We were talking T20 scorecards on Friday and this led to a discussion about whether the traditional form is actually fit for purpose. Our point was that in a T20 match, it’s not just ‘how many’ and ‘how quickly’ – it’s also about when runs are scored and when wickets are taken.
We were subsequently directed towards Mihir Vasavda on Twitter. Mihir writes for the Indian Express and they have apparently been presenting IPL matches rather differently. You can see a sample page here.
Of obvious relevance to our ‘what happens when’ line of thinking is the overs-runs graphic at the bottom, which presents an overview of runs and wickets in each innings over-by-over.
For that, it’s back to the traditional scorecard, but even here there are a couple of innovations. For a start, the team totals are immediately followed by tallies of sixes, fours and dots, which gives you a feel for how each side went about its task.
There’s also a chunk of editorial placed at the relevant chronological point within the scorecard proper.
Other informative little segments in the same sidebar include one allowing you to compare performance across the three main phases of the innings…
… a Zero/Hero section focusing on dot balls…
… and ‘Swing Period’ which seems to be about shorter phases of play where each side appeared to be taking the initiative.
Now this is obviously all supplementary to a traditional scorecard, but it does tell the story of the match in a simple and intuitive way – which a traditional scorecard doesn’t.
You don’t have to read a full report, you can just quickly scan for key information and we’re sure that the more familiar you become with this way of presenting the information, the more quickly you can pick up the key details.
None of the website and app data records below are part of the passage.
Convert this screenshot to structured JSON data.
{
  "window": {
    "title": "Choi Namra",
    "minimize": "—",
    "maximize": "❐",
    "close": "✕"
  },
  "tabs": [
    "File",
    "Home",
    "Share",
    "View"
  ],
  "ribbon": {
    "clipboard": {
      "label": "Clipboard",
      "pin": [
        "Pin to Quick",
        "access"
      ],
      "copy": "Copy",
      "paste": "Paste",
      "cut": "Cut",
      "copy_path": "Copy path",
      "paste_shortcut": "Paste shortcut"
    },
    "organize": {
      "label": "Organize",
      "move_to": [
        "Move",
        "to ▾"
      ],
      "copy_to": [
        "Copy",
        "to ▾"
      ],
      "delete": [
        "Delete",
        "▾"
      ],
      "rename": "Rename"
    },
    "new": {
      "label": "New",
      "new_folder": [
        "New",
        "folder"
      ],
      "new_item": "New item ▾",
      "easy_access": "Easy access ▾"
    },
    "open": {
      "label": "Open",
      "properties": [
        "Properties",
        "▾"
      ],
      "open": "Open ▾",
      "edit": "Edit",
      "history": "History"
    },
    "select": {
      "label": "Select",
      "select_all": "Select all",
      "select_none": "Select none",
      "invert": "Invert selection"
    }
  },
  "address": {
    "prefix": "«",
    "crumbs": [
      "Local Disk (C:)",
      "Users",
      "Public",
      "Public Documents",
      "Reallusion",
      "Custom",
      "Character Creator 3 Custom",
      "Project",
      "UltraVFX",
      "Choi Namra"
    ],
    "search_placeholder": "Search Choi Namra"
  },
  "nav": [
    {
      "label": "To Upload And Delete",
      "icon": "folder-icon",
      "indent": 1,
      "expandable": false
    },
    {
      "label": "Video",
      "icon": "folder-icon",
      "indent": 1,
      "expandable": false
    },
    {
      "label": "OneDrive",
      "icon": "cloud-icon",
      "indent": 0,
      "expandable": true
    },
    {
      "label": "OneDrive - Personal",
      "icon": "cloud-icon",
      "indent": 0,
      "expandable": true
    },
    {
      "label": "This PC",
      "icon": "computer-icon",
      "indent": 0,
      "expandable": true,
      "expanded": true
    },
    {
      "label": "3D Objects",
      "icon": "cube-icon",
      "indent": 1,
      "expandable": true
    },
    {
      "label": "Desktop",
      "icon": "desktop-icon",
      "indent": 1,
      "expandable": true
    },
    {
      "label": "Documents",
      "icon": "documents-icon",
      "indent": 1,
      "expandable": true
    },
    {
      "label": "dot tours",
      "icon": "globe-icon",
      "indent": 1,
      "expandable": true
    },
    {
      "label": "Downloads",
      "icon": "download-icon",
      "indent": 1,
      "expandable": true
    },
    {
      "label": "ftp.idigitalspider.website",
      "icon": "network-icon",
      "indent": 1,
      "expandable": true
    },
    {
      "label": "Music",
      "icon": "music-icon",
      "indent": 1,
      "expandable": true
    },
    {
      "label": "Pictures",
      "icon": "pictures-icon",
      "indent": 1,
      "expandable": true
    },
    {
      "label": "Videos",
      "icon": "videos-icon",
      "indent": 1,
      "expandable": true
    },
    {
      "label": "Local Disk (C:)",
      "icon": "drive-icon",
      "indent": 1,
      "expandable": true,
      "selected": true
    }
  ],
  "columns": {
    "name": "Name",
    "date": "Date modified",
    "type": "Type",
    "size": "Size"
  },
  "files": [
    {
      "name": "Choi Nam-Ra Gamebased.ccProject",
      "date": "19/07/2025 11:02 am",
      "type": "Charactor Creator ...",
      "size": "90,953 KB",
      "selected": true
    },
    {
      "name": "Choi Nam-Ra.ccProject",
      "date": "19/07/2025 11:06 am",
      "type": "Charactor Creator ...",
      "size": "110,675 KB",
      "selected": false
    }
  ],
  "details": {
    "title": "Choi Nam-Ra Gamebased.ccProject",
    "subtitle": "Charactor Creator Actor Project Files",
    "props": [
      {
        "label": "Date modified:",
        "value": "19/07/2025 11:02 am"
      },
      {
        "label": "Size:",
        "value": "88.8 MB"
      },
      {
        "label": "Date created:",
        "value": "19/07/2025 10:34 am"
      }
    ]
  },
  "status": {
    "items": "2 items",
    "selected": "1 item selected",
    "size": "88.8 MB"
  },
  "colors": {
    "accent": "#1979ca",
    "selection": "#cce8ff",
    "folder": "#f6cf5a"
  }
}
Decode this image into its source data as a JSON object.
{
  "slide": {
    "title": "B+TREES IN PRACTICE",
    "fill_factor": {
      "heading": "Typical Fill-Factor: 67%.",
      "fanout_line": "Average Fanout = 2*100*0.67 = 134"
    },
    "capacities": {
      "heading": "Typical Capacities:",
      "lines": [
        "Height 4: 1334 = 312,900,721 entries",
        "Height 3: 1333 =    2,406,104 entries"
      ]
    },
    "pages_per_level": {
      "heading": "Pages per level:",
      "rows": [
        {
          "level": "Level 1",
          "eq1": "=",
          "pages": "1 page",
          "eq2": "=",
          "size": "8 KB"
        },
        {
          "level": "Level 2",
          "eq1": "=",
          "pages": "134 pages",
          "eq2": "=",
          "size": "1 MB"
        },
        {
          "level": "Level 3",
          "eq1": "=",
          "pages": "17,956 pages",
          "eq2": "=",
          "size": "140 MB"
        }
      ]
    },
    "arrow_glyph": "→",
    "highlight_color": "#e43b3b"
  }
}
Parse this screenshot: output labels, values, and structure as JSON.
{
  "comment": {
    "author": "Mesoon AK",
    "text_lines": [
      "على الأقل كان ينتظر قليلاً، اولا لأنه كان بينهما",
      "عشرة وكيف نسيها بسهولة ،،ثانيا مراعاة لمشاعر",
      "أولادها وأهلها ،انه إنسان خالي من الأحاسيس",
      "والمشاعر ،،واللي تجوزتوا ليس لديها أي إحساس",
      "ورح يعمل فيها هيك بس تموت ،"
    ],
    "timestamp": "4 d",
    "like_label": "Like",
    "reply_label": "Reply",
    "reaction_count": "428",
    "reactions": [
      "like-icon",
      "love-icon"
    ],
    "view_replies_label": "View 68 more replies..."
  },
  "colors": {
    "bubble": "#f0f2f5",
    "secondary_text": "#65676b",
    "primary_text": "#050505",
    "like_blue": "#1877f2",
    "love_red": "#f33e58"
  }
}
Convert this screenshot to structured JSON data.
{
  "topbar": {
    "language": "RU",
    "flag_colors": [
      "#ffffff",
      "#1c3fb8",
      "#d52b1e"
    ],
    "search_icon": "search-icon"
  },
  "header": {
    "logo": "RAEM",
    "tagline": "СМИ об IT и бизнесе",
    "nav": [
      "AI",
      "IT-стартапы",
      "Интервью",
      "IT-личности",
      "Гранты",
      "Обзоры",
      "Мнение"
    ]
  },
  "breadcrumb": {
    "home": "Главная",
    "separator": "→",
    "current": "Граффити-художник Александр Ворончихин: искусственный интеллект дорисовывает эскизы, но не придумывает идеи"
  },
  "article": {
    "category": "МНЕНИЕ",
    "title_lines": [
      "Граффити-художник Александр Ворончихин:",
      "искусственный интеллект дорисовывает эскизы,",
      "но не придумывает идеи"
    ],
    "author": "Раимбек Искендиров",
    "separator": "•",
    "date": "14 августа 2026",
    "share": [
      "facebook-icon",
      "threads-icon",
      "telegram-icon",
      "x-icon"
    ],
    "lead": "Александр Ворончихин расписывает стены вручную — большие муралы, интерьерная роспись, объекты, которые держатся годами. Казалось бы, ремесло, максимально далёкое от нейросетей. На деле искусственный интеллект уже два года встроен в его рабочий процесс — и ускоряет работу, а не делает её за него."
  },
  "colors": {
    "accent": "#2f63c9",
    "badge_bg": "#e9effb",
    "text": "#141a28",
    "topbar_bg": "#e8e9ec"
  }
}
We’re sure other newspapers have their own great ways of presenting and elaborating on T20 scorecards, but this struck as being a particularly good example worth sharing.